- Where employees feel their managers keep promises and live by the values they describe, they trust their managers more.
- Where they trust their managers more, they become more emotionally committed to the company--caring more deeply about its mission and taking pride in working for it.
- Where they feel greater emotional commitment to the company, they are more willing to stay in their jobs, and to go beyond their formal job descriptions by providing discretionary service to satisfy guest requests.
- Guests who experience discretionary service from hotel employees like it and feel more satisfied.
- Satisfied guests translate to repeat business, which boosts profits. Employee retention boosts profits as well.
- Deeper employee commitment, leading to
- Lower employee turnover and
- Superior customer service; all leading to
- Higher profitability.
- The payoff of behavioral integrity is greater personal and organizational effectiveness --it builds personal credibility and trust, which enhance your ability to get things done through people.
- Employees who trust their leaders work harder and with clearer direction. Trust also leads to greater efficiency in customer relationships, supplier relationships, and union relationships.
- Some of the hardest things to manage about behavioral integrity come down to recognizing and reckoning with our own personal habits and the ways we have learned to interact with people. Some of our well-intended actions serve to undermine our integrity and thus our credibility. Elements of self-knowledge and self-control are thus integral managing behavioral integrity. You have to be willing to occasionally sacrifice in the service of keeping your word. To create a word as good as gold, you sometimes have to demonstrate the value of your word by paying for it.
- Executives can extend behavioral integrity and its dividends through leaders and practices throughout the organization. It is not just about personal relationships. Through careful modeling, training, coaching, accountability and incentives, impeccable follow-through can become a mutual expectation that forms part of the structure and the culture of the company. Make it a shared priority and watch your effectiveness build.
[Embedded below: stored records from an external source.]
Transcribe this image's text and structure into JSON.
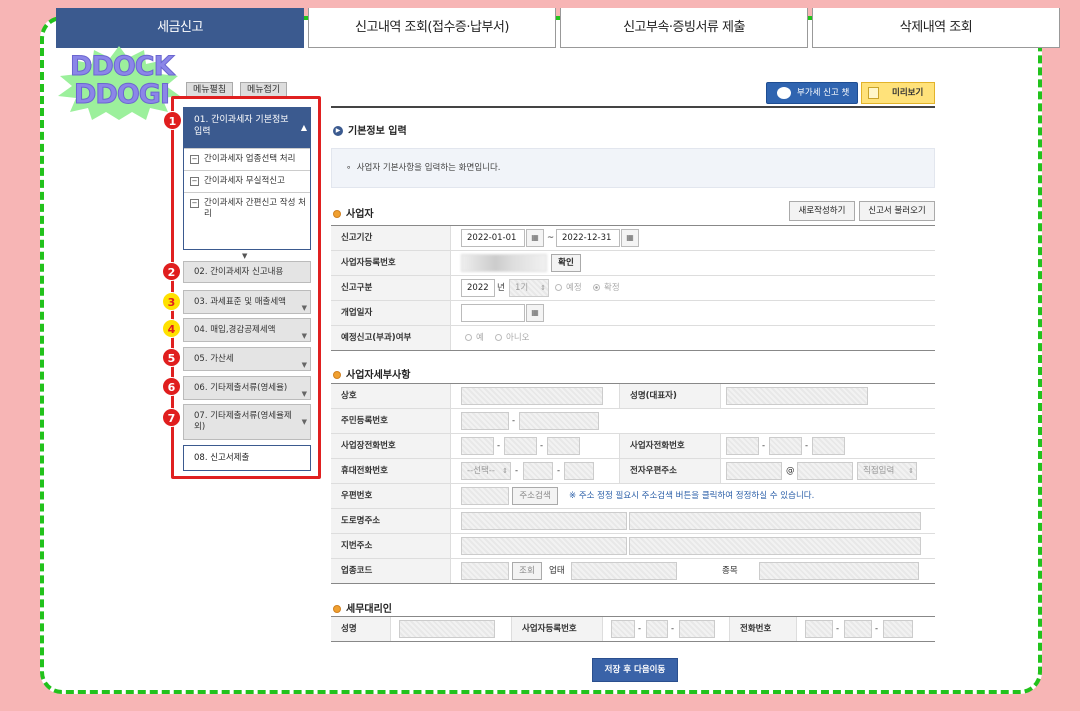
{
  "tabs": [
    {
      "label": "세금신고"
    },
    {
      "label": "신고내역 조회(접수증·납부서)"
    },
    {
      "label": "신고부속·증빙서류 제출"
    },
    {
      "label": "삭제내역 조회"
    }
  ],
  "logo": {
    "line1": "DDOCK",
    "line2": "DDOGI"
  },
  "menu": {
    "expand": "메뉴펼침",
    "collapse": "메뉴접기"
  },
  "sidebar": {
    "open_title": "01. 간이과세자 기본정보 입력",
    "sub": [
      "간이과세자 업종선택 처리",
      "간이과세자 무실적신고",
      "간이과세자 간편신고 작성 처리"
    ],
    "items": [
      "02. 간이과세자 신고내용",
      "03. 과세표준 및 매출세액",
      "04. 매입,경감공제세액",
      "05. 가산세",
      "06. 기타제출서류(영세율)",
      "07. 기타제출서류(영세율제외)",
      "08. 신고서제출"
    ],
    "badges": [
      "1",
      "2",
      "3",
      "4",
      "5",
      "6",
      "7"
    ]
  },
  "top": {
    "chatbot": "부가세 신고 챗봇",
    "preview": "미리보기"
  },
  "section": {
    "title": "기본정보 입력",
    "info": "사업자 기본사항을 입력하는 화면입니다."
  },
  "biz": {
    "title": "사업자",
    "new_btn": "새로작성하기",
    "load_btn": "신고서 불러오기",
    "period_label": "신고기간",
    "start": "2022-01-01",
    "tilde": "~",
    "end": "2022-12-31",
    "regno_label": "사업자등록번호",
    "confirm": "확인",
    "type_label": "신고구분",
    "year": "2022",
    "year_unit": "년",
    "term": "1기",
    "pre": "예정",
    "fixed": "확정",
    "open_label": "개업일자",
    "pre_label": "예정신고(부과)여부",
    "yes": "예",
    "no": "아니오"
  },
  "detail": {
    "title": "사업자세부사항",
    "trade": "상호",
    "ceo": "성명(대표자)",
    "rrn": "주민등록번호",
    "shop_tel": "사업장전화번호",
    "biz_tel": "사업자전화번호",
    "mobile": "휴대전화번호",
    "select": "--선택--",
    "email": "전자우편주소",
    "at": "@",
    "direct": "직접입력",
    "zip": "우편번호",
    "zip_btn": "주소검색",
    "zip_note": "※ 주소 정정 필요시 주소검색 버튼을 클릭하여 정정하실 수 있습니다.",
    "road": "도로명주소",
    "lot": "지번주소",
    "industry": "업종코드",
    "lookup": "조회",
    "biz_type": "업태",
    "item": "종목",
    "dash": "-"
  },
  "agent": {
    "title": "세무대리인",
    "name": "성명",
    "regno": "사업자등록번호",
    "tel": "전화번호"
  },
  "save": "저장 후 다음이동"
}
- Where have you seen high or low behavioral integrity on the part of your current or a previous leader or boss? How did it affect your work attitude? Your level of discretionary effort? Your peers?
- How high a priority is keeping your word? How much would you sacrifice in order to keep your word?
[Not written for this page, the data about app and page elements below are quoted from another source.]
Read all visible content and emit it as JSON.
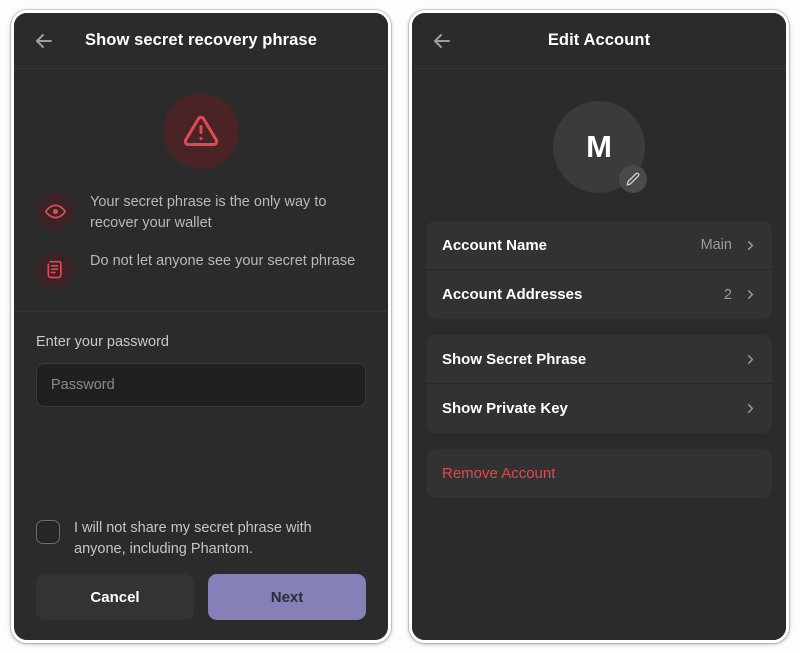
{
  "theme": {
    "panel_bg": "#2b2b2b",
    "row_bg": "#323232",
    "accent_purple": "#8680b8",
    "danger_red": "#e0484f",
    "warn_icon_bg": "#3b2226"
  },
  "left_panel": {
    "header": {
      "title": "Show secret recovery phrase",
      "back_icon": "arrow-left-icon"
    },
    "warning_badge_icon": "warning-triangle-icon",
    "warnings": [
      {
        "icon": "eye-warning-icon",
        "text": "Your secret phrase is the only way to recover your wallet"
      },
      {
        "icon": "scroll-document-icon",
        "text": "Do not let anyone see your secret phrase"
      }
    ],
    "password": {
      "label": "Enter your password",
      "placeholder": "Password",
      "value": ""
    },
    "consent": {
      "checked": false,
      "text": "I will not share my secret phrase with anyone, including Phantom."
    },
    "buttons": {
      "cancel_label": "Cancel",
      "next_label": "Next"
    }
  },
  "right_panel": {
    "header": {
      "title": "Edit Account",
      "back_icon": "arrow-left-icon"
    },
    "avatar": {
      "initial": "M",
      "edit_icon": "pencil-icon"
    },
    "groups": [
      {
        "rows": [
          {
            "label": "Account Name",
            "value": "Main",
            "chevron": "chevron-right-icon"
          },
          {
            "label": "Account Addresses",
            "value": "2",
            "chevron": "chevron-right-icon"
          }
        ]
      },
      {
        "rows": [
          {
            "label": "Show Secret Phrase",
            "value": "",
            "chevron": "chevron-right-icon"
          },
          {
            "label": "Show Private Key",
            "value": "",
            "chevron": "chevron-right-icon"
          }
        ]
      }
    ],
    "danger": {
      "label": "Remove Account"
    }
  }
}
- Where do you find it challenging to keep promises or live up to stated values? How much does the resulting gap cost you?